Four Sea Interludes from Peter GrimesBenjamin Britten: For Britten, the sea was always a part of his life, having been born, raised, lived, and died in a seaside town. In his operas, the ocean is practically a character unto itself. The Imperial Royal Navy heard in Vaughan-Williams is no longer present – instead, we get an ominous, expansive agent of life and death.

(Another) Sea SymphonyHoward Hanson: Across the pond, us Yankees have crafted our own Sea Symphony with chorus; but unlike Vaughan-Williams endless composition, this one is much shorter, and musically is closer to Britten.

 Obviously this list is far from complete. Any suggestions? (and no, Handel’s Water Music doesn’t count!)


Advanced Conducting Techniques 101

February 15, 2017 at 11:00 am

Of all the musical tasks I’ve had to do, conducting is by far the weirdest. On one hand, the conductor is of supreme importance as the leader of the troops. On the other hand, the conductor makes no sound, and is therefore essentially useless. I’ve worked with ensembles who want every nuance clearly defined by subtle hand gestures coupled with eyebrow lifts, and I’ve worked with ensembles that want a downbeat and nothing more. I’ve messed up conducting pieces I had studied for ages and perfectly conducted pieces that I had never seen before. A great conductor with a bad ensemble will probably make a bad performance because the musicians won’t bother to look at the conductor, while a bad conductor with a great ensemble will probably perform well because the musicians will just ignore the conductor anyway. And yet, even though the performers claim to “never watch the conductor”, when something goes wrong, guess who gets the blame? The Sword of Damocles constantly hangs over the conductor’s head.

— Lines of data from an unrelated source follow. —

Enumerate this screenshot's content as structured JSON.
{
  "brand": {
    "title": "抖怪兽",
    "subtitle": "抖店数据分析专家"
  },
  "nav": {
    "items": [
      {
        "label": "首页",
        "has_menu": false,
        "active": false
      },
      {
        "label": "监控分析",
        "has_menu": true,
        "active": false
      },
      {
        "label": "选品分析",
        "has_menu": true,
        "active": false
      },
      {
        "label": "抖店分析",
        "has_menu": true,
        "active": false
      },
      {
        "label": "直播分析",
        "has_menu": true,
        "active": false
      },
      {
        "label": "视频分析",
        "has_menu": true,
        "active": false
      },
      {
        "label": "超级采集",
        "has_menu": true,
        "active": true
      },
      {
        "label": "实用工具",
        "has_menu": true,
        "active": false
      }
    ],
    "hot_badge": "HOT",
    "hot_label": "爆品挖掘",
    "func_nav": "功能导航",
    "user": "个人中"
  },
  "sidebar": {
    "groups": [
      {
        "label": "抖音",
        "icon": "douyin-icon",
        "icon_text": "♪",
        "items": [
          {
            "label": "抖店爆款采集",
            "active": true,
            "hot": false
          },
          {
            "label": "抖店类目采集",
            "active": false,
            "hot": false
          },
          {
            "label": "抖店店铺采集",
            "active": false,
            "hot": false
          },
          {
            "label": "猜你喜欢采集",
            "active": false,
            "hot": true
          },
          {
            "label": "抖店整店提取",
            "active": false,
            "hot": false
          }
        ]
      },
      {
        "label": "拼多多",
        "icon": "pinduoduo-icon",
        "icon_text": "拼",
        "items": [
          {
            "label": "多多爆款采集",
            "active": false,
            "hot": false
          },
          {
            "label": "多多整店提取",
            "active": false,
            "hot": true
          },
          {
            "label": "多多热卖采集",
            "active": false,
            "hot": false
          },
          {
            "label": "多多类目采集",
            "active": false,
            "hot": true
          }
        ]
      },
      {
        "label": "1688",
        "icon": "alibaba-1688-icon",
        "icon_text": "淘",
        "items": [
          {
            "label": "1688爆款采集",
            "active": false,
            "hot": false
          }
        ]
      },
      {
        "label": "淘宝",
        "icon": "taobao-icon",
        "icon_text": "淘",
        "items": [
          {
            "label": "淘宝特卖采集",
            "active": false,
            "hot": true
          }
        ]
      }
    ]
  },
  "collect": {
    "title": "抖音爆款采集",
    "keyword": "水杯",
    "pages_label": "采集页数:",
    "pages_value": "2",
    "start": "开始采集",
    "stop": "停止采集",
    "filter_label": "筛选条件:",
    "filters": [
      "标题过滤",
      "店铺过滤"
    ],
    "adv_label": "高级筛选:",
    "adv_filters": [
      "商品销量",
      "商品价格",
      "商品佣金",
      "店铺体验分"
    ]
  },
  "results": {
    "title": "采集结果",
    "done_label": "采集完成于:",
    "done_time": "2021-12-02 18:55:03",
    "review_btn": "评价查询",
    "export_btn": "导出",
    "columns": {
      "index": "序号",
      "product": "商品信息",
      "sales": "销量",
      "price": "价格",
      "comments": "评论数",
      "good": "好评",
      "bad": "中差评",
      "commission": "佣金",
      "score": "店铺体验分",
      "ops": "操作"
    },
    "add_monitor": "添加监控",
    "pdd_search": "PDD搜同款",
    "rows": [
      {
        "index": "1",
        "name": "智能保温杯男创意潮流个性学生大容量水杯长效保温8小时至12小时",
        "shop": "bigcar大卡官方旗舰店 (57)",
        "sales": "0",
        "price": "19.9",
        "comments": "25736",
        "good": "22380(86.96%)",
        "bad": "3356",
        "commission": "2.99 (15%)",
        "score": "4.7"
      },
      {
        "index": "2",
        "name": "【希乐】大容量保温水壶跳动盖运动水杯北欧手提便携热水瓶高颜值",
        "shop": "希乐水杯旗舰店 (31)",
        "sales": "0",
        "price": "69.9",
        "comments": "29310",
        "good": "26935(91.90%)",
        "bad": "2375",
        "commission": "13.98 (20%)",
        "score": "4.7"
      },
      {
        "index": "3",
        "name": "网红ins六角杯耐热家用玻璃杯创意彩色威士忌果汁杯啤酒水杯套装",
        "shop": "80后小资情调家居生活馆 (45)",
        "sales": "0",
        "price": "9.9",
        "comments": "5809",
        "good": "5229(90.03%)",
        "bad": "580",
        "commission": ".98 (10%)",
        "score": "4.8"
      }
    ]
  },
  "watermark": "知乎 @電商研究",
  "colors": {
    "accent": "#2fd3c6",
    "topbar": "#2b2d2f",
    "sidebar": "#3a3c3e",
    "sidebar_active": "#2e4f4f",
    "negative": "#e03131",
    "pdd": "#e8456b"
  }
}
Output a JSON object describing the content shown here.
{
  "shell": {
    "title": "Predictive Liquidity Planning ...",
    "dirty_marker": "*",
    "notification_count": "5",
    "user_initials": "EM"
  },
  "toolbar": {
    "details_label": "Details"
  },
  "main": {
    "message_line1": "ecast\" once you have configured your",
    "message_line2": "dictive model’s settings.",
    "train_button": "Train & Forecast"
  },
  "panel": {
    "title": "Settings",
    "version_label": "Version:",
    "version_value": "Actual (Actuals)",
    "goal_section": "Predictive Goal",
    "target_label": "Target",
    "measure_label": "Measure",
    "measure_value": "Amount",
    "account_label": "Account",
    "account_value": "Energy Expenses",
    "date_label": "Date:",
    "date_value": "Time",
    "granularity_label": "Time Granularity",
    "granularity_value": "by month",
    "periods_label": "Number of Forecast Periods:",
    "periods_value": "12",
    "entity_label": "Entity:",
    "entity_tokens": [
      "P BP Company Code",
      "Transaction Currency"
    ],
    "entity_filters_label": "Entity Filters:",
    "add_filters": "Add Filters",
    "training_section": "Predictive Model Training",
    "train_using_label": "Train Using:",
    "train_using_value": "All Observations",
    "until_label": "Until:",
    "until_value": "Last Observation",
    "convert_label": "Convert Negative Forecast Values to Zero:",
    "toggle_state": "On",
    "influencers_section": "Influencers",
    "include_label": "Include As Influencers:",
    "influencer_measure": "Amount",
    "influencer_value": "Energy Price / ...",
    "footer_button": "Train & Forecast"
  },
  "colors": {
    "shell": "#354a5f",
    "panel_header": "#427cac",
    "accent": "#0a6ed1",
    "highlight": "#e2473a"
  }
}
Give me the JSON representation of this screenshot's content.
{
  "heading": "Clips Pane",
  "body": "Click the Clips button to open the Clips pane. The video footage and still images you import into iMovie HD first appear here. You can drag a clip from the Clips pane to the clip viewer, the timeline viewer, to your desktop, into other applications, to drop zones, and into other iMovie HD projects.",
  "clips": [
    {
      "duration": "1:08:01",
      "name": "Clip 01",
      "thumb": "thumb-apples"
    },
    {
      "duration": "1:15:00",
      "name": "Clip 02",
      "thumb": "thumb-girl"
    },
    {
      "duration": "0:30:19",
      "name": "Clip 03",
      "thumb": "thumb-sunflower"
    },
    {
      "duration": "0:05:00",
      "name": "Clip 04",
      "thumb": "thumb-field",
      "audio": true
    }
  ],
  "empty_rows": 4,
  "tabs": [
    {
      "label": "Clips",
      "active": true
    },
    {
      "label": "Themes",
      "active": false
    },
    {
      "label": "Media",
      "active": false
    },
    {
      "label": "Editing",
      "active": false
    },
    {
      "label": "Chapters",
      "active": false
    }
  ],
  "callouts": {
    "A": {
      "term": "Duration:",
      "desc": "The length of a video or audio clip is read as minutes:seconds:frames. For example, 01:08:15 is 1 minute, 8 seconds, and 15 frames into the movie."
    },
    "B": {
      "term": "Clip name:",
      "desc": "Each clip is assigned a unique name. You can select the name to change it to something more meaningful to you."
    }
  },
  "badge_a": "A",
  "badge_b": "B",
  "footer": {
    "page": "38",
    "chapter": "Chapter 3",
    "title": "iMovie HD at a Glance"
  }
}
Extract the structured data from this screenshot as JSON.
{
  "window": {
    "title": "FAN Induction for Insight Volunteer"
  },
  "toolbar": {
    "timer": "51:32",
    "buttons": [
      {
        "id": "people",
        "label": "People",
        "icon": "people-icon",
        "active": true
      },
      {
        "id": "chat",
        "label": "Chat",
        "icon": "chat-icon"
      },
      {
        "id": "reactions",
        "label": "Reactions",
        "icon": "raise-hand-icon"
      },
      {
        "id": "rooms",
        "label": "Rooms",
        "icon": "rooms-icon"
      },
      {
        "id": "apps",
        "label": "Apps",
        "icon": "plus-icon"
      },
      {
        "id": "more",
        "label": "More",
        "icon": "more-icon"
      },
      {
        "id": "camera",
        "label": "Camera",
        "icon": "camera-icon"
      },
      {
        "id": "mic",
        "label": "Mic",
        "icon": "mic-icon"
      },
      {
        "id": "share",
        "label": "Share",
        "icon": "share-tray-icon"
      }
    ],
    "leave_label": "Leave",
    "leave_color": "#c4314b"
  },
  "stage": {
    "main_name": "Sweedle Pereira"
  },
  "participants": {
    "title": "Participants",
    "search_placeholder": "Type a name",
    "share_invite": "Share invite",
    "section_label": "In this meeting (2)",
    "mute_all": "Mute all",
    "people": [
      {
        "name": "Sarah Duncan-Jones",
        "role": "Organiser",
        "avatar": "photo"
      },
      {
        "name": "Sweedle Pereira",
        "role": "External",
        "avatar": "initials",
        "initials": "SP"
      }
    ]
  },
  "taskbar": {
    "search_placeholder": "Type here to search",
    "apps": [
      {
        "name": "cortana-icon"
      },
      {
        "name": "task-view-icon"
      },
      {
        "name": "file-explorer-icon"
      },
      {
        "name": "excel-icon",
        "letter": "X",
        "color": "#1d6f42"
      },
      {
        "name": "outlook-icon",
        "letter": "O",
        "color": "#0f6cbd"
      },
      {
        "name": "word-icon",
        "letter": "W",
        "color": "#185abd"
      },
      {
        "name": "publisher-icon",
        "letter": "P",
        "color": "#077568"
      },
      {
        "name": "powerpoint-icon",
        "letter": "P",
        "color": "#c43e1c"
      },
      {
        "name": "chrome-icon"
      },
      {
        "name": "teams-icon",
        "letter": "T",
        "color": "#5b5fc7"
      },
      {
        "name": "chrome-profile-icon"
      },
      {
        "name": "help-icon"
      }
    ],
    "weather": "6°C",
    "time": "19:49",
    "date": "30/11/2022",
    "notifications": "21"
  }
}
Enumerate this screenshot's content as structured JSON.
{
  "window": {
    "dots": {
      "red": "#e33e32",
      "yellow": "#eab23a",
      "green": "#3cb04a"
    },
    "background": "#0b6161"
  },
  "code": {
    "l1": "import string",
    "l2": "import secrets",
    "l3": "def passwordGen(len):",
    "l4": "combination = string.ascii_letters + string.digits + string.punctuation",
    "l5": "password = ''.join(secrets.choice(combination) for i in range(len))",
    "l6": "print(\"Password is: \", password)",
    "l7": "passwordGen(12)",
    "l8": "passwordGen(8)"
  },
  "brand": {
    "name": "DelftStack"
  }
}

So what makes a great conductor? Here are some totally legitimate conducting moves that will up your conducting game. In no particular order:

1. The CLAW. This is legendary conductor James Levine’s signature left-hand move. It was first unveiled in 1990 at the Metropolitan Opera’s production of Wagner‘s Siegfried. Note how at first, you see The Claw slowly taking shape, but at 1:50 it completely takes control of his body – nothing can stop the awesome power of The Claw once you allow it into your conducting.

And here is Levine, much later in his career. You can see how The Claw has consumed and destroyed him; it dominates nearly every musical moment.

2. The MINIMALIST. When you’ve been asked to lead the best classical orchestra in the world, why bother doing anything at all? What could you possible do to make the best musicians any better? Even Leonard Bernstein, one of the world’s greatest conductors (and a composer), knew better than to try to mess with perfection. So he stood there, listened, and sort of smiled.

3. The MOMENT OF REALIZATION. This is a move created by Simon Rattle. After giving a handful of very specific cues, begin conducting as the Minimalist (see above), except with a stunned, euphoric face as if God has just revealed the secrets of the universe to you. That’s what happened in the video below – well, either that, or he just realized that he forgot to comb his hair for an entire decade.

Speaking of combing …
4. The HAIR. Some conductors like to use a baton to exaggerate gestures and make it easier for large ensembles to stay together. Some conductors prefer the expressiveness of the empty hand. The best conductors, though, conduct primarily through their hairdo.

5. The WHATEVER. If the performers know the music backwards-and-forwards, the conductor doesn’t have to worry about technical things like cues or keeping the group together. If you find yourself in this lucky position, just wiggle your fingers or make little goofy motions to ensure you don’t get fired for being redundant. Here are some expert examples:

6. The SPARKLY SEXY SHINY SHIRT. A tuxedo might be the standard conducting attire, but if you need a boost to your skillset, a Gold Shirt +1 will increase your CHA and your dancing abilities.

7. The COMPLETE IDIOT. If these masterful conducting moves are too difficult for you, don’t give up. Anyone can be a conductor, given the right circumstances.

If you know of any similar videos of masterful conducting, please post them in the comments!